• [WHAT IS BEING ASKED]
Among the lines listed below, count those that include the string "Release", and state only the count.

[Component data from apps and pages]
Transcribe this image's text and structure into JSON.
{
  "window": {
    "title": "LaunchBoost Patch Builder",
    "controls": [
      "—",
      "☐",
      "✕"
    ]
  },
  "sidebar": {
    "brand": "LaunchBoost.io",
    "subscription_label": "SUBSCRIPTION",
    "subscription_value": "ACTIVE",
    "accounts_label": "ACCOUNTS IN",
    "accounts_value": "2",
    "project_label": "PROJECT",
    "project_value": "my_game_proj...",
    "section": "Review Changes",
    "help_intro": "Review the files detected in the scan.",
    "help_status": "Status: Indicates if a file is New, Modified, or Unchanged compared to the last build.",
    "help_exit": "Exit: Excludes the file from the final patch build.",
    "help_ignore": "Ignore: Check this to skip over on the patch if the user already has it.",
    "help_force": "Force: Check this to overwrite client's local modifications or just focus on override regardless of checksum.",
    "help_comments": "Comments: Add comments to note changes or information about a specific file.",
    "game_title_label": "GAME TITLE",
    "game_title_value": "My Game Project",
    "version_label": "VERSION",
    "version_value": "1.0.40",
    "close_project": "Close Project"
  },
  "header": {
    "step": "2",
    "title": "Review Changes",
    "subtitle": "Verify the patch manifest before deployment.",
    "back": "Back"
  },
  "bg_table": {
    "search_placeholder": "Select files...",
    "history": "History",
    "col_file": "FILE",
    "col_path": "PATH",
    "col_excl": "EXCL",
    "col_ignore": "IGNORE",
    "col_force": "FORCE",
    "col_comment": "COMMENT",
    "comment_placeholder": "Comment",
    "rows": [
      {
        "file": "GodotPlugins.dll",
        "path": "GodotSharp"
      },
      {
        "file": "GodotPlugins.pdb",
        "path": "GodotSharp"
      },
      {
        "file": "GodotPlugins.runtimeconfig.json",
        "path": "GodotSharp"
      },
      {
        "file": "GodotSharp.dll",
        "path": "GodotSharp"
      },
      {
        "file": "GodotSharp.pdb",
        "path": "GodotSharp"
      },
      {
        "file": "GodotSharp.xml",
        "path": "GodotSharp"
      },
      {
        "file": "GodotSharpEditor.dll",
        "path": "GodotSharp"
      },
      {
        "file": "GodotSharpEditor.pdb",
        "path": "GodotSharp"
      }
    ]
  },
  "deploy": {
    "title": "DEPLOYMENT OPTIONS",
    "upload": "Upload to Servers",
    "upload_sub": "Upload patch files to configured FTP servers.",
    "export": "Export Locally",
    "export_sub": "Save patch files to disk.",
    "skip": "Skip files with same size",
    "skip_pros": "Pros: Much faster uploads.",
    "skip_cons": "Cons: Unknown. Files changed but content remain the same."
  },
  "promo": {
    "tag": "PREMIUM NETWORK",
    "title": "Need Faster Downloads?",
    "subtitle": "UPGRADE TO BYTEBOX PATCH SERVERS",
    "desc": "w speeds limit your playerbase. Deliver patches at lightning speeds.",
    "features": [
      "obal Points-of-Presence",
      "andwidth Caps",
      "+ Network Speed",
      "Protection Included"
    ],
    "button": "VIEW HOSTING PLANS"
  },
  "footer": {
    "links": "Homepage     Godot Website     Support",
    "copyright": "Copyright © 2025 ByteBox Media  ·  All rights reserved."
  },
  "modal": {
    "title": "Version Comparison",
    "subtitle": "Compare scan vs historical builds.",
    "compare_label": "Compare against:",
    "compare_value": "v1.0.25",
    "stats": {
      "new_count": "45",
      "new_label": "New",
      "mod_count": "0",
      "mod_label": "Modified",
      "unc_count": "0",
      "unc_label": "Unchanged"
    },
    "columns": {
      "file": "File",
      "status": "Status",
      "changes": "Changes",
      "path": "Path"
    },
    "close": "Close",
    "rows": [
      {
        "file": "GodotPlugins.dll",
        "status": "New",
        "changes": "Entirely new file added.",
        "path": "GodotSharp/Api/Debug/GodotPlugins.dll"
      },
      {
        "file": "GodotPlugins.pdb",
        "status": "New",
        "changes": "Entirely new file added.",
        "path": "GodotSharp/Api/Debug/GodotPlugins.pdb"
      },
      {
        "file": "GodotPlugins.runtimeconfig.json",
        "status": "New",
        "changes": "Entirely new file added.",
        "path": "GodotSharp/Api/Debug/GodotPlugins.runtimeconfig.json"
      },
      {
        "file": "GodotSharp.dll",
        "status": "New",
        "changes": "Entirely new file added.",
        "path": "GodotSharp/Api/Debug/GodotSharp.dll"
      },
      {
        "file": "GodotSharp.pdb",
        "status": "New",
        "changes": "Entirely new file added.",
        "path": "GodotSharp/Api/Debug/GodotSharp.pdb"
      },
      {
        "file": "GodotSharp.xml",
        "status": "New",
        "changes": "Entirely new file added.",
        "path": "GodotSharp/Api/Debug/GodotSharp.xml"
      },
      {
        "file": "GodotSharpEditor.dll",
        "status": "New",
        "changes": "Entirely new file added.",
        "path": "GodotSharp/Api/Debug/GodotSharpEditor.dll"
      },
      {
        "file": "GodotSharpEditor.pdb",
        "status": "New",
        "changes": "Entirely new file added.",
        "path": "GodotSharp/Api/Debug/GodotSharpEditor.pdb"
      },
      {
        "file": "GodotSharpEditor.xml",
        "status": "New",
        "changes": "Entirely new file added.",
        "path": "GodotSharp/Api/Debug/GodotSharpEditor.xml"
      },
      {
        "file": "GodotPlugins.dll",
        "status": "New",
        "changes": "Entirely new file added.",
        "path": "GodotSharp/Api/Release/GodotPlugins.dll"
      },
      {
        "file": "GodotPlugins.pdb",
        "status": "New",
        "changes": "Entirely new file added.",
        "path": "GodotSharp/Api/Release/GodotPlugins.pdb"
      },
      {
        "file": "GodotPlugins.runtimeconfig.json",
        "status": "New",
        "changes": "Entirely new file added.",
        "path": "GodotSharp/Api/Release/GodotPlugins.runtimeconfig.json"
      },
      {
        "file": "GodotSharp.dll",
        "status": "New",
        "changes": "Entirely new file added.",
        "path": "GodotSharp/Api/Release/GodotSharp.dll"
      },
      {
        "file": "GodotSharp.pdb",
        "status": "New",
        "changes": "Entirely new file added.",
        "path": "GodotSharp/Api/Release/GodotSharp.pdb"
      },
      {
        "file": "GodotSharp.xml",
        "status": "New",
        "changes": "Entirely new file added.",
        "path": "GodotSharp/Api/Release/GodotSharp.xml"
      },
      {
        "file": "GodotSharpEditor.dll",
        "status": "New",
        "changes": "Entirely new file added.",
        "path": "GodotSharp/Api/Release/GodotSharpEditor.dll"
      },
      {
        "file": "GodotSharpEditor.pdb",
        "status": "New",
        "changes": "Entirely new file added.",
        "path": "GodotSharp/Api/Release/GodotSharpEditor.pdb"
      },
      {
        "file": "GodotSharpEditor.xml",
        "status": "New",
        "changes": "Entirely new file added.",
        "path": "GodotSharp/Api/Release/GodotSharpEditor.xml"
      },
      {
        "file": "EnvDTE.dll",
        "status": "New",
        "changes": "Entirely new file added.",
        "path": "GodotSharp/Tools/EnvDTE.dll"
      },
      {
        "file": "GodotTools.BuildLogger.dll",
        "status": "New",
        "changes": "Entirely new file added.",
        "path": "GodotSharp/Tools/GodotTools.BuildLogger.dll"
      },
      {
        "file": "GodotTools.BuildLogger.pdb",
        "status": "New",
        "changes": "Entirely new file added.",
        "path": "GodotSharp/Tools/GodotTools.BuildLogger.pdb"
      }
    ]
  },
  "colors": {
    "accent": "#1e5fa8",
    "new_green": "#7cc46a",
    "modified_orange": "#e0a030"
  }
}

• [ANSWER TO THIS TASK]
9